(Data records for software interfaces)
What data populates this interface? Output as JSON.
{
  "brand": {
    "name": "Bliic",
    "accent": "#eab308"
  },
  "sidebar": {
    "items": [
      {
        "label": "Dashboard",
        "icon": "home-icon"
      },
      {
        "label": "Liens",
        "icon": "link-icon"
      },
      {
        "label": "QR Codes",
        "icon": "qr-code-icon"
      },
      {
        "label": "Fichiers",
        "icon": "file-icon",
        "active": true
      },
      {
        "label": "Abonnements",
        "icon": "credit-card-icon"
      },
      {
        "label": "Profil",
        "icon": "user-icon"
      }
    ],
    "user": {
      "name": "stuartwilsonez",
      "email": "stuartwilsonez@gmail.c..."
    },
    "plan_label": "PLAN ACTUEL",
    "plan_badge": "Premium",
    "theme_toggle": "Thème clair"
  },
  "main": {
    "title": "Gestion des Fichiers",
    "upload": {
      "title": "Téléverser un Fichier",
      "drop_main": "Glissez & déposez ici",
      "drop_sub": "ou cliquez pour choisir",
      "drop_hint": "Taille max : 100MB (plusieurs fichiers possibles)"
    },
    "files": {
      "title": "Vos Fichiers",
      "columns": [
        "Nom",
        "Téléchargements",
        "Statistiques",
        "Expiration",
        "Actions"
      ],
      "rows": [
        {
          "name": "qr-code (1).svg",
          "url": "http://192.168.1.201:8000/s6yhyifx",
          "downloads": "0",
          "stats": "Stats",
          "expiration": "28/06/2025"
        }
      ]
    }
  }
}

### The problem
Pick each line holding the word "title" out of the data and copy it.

### Result for this exercise
    "title": "Gestion des Fichiers",
      "title": "Téléverser un Fichier",
      "title": "Vos Fichiers",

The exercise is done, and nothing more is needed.